I stopped playing because of the niggles were exacerbated by the way I play and also because I had to divide my time between my growing family and setting my business up, and doing my coaching badges all of which took up a lot of time, so I decided to channel my energy to those and call it a day on the playing side.
Did you expect the FC united atmosphere to be as electric as it is before you joined?
Definitely, 100%, I’d played League & Conference football in some really good games and atmospheres, but the atmosphere wasn’t the same as at FC. When you come to FC you sense the passion and it’s very supportive, I have to give credit to the fans because they’ll stick with you all the way, some teams I’ve played for have very high expectations and if you’re not performing the fans are quick to let you know and you’ve got to take that as part of being a footballer.
With FC as long as you’re working hard they’ll back you all the way, you can be 5-0 down but as long as they see that you’re trying your hardest and fighting for the badge they’ll support you to the end, cheering and chanting and clapping you of the pitch as one of theirs ‘it didn’t work for us today but you just didn’t give up’.
The atmosphere at FC is unbelievable and I’d love to be playing for FC United today in that new stadium, it’s a fantastic club to play for and the players that play there now are very lucky and I’m sure they love every minute of it. We used to get beat from time to time and it was hard as a player particularly if you’d personally not had a good game, and it was difficult to take when the fans were still cheering you and clapping you off, we’d be thinking ‘We’ve let you down and we don’t deserve to be clapped off, you’ve got every right to be angry with us because we weren’t at it today’.

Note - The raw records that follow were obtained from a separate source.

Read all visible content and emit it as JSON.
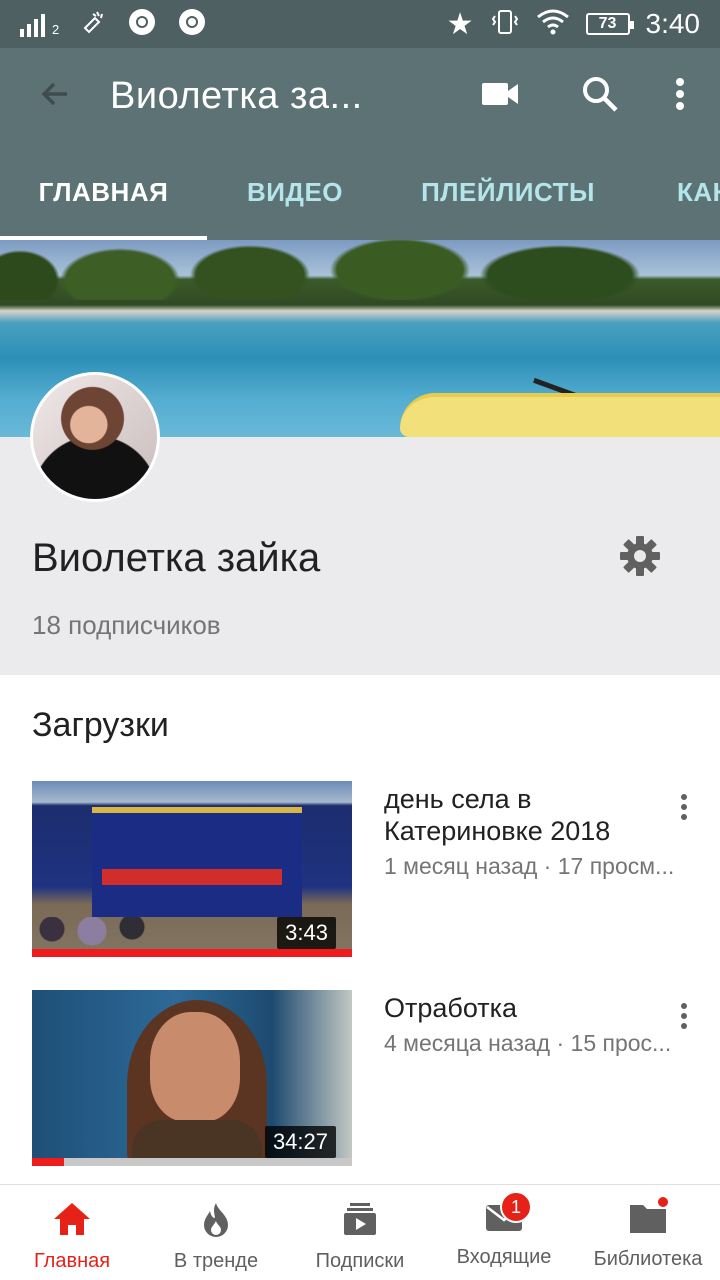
{
  "status_bar": {
    "signal_sub": "2",
    "battery": "73",
    "time": "3:40"
  },
  "app_bar": {
    "title": "Виолетка за...",
    "icons": [
      "back-arrow-icon",
      "video-camera-icon",
      "search-icon",
      "more-vert-icon"
    ]
  },
  "tabs": [
    {
      "label": "ГЛАВНАЯ",
      "active": true
    },
    {
      "label": "ВИДЕО",
      "active": false
    },
    {
      "label": "ПЛЕЙЛИСТЫ",
      "active": false
    },
    {
      "label": "КАН",
      "active": false
    }
  ],
  "channel": {
    "name": "Виолетка зайка",
    "subscribers": "18 подписчиков"
  },
  "uploads": {
    "title": "Загрузки",
    "videos": [
      {
        "title": "день села в Катериновке 2018",
        "meta": "1 месяц назад · 17 просм...",
        "duration": "3:43",
        "watched_fraction": 1.0
      },
      {
        "title": "Отработка",
        "meta": "4 месяца назад · 15 прос...",
        "duration": "34:27",
        "watched_fraction": 0.1
      }
    ]
  },
  "bottom_nav": [
    {
      "label": "Главная",
      "icon": "home-icon",
      "active": true
    },
    {
      "label": "В тренде",
      "icon": "flame-icon",
      "active": false
    },
    {
      "label": "Подписки",
      "icon": "subscriptions-icon",
      "active": false,
      "dot": true
    },
    {
      "label": "Входящие",
      "icon": "inbox-mail-icon",
      "active": false,
      "badge": "1"
    },
    {
      "label": "Библиотека",
      "icon": "folder-icon",
      "active": false
    }
  ],
  "colors": {
    "status_bar": "#4e6062",
    "app_bar": "#5c7274",
    "tab_inactive": "#b4e5ea",
    "accent_red": "#e62117"
  }
}
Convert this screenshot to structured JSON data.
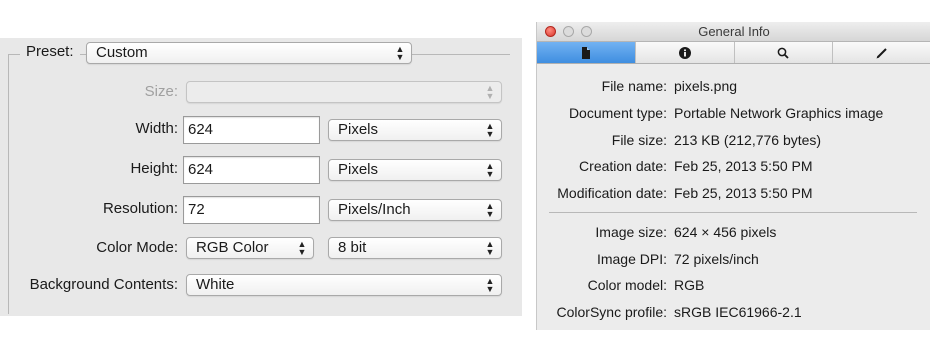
{
  "new_image_dialog": {
    "preset": {
      "label": "Preset:",
      "value": "Custom"
    },
    "size": {
      "label": "Size:",
      "value": ""
    },
    "width": {
      "label": "Width:",
      "value": "624",
      "unit": "Pixels"
    },
    "height": {
      "label": "Height:",
      "value": "624",
      "unit": "Pixels"
    },
    "resolution": {
      "label": "Resolution:",
      "value": "72",
      "unit": "Pixels/Inch"
    },
    "color_mode": {
      "label": "Color Mode:",
      "value": "RGB Color",
      "bit_depth": "8 bit"
    },
    "background_contents": {
      "label": "Background Contents:",
      "value": "White"
    }
  },
  "info_window": {
    "title": "General Info",
    "tabs": [
      {
        "icon": "document-icon",
        "selected": true
      },
      {
        "icon": "info-icon",
        "selected": false
      },
      {
        "icon": "magnifier-icon",
        "selected": false
      },
      {
        "icon": "pencil-icon",
        "selected": false
      }
    ],
    "file_name": {
      "label": "File name:",
      "value": "pixels.png"
    },
    "document_type": {
      "label": "Document type:",
      "value": "Portable Network Graphics image"
    },
    "file_size": {
      "label": "File size:",
      "value": "213 KB (212,776 bytes)"
    },
    "creation_date": {
      "label": "Creation date:",
      "value": "Feb 25, 2013 5:50 PM"
    },
    "modification_date": {
      "label": "Modification date:",
      "value": "Feb 25, 2013 5:50 PM"
    },
    "image_size": {
      "label": "Image size:",
      "value": "624 × 456 pixels"
    },
    "image_dpi": {
      "label": "Image DPI:",
      "value": "72 pixels/inch"
    },
    "color_model": {
      "label": "Color model:",
      "value": "RGB"
    },
    "colorsync_profile": {
      "label": "ColorSync profile:",
      "value": "sRGB IEC61966-2.1"
    }
  },
  "colors": {
    "selected_tab": "#4a97e6",
    "close_button": "#e0443a"
  }
}
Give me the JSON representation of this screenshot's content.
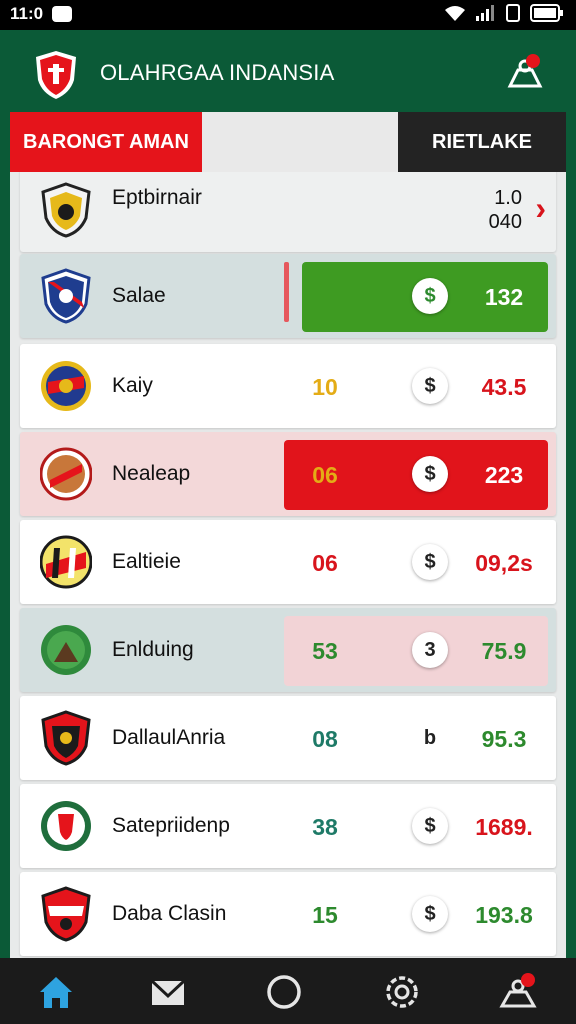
{
  "status": {
    "time": "11:0"
  },
  "header": {
    "title": "OLAHRGAA INDANSIA"
  },
  "tabs": {
    "left": "BARONGT AMAN",
    "right": "RIETLAKE"
  },
  "top_row": {
    "team": "Eptbirnair",
    "line1": "1.0",
    "line2": "040"
  },
  "rows": [
    {
      "team": "Salae",
      "score": "",
      "coin": "$",
      "value": "132"
    },
    {
      "team": "Kaiy",
      "score": "10",
      "coin": "$",
      "value": "43.5"
    },
    {
      "team": "Nealeap",
      "score": "06",
      "coin": "$",
      "value": "223"
    },
    {
      "team": "Ealtieie",
      "score": "06",
      "coin": "$",
      "value": "09,2s"
    },
    {
      "team": "Enlduing",
      "score": "53",
      "coin": "3",
      "value": "75.9"
    },
    {
      "team": "DallaulAnria",
      "score": "08",
      "coin": "b",
      "value": "95.3"
    },
    {
      "team": "Satepriidenp",
      "score": "38",
      "coin": "$",
      "value": "1689."
    },
    {
      "team": "Daba Clasin",
      "score": "15",
      "coin": "$",
      "value": "193.8"
    }
  ],
  "bottom_nav": [
    {
      "icon": "home-icon"
    },
    {
      "icon": "mail-icon"
    },
    {
      "icon": "circle-icon"
    },
    {
      "icon": "settings-icon"
    },
    {
      "icon": "profile-icon"
    }
  ],
  "colors": {
    "brand_green": "#0b5a37",
    "accent_red": "#e5141b",
    "highlight_green": "#3e9b22"
  }
}
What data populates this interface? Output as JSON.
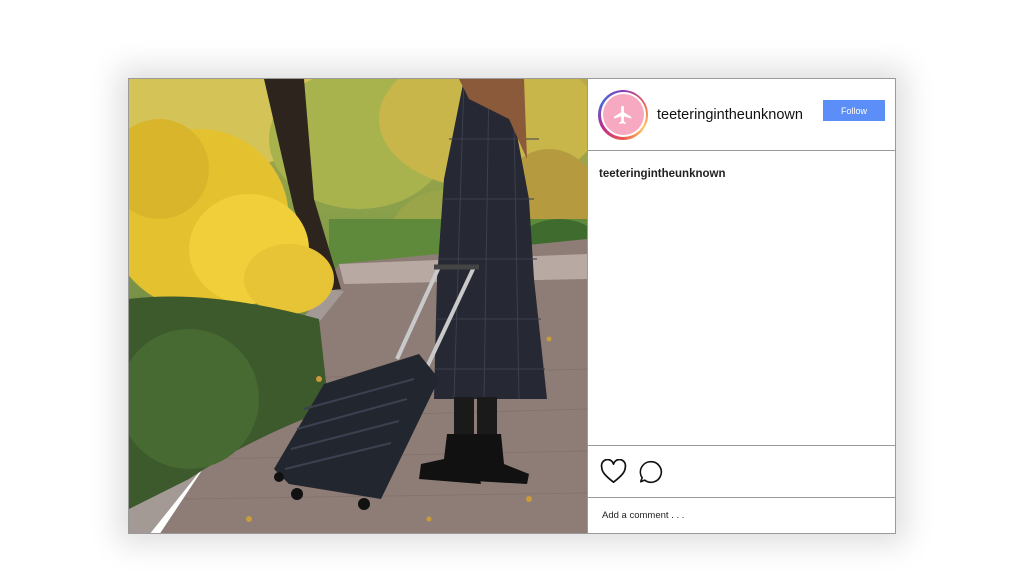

We’d come off that pitch, and I’m sure the FC players do now, and we’d feel guilty because we’d let the fans down; it wasn’t often but for whatever reason the result had gone against us and we’d still get clapped off, unbelievable fans and I’ve never experienced fans like them, so the best part is when you are doing well and you’re making them happy, hopefully it made up for the occasional bad result, and you’ve got to remember that you’ve got to stick together. It’s stuck with me and I want to take that ethos with me to what I do with my academies and Stockport Town that we’re all one and I want what FC have at a smaller level.
I love the fact that people still get in touch with me from FC, it’s nice to be remembered as I loved being part of FC, I’m always looking out for FC’s scores and to see how they’re doing and who knows, I’d love to be part of FC again and come back In some capacity, how that looks or works I don’t know but I’m hoping that one day there’s something I can come back to and get involved with, no idea what that would be but I think the club is amazing.
I was so privileged to play for FC for five years, when you come to FC they want to see exciting football and the fans want to see good players expressing themselves, we had some great times with so many great players from Jerome, Jake Cottrell, Jonesy, Kyle Jacobs, Norts, etc etc, so I was lucky to be given the platform to play, I stayed so long because I loved it.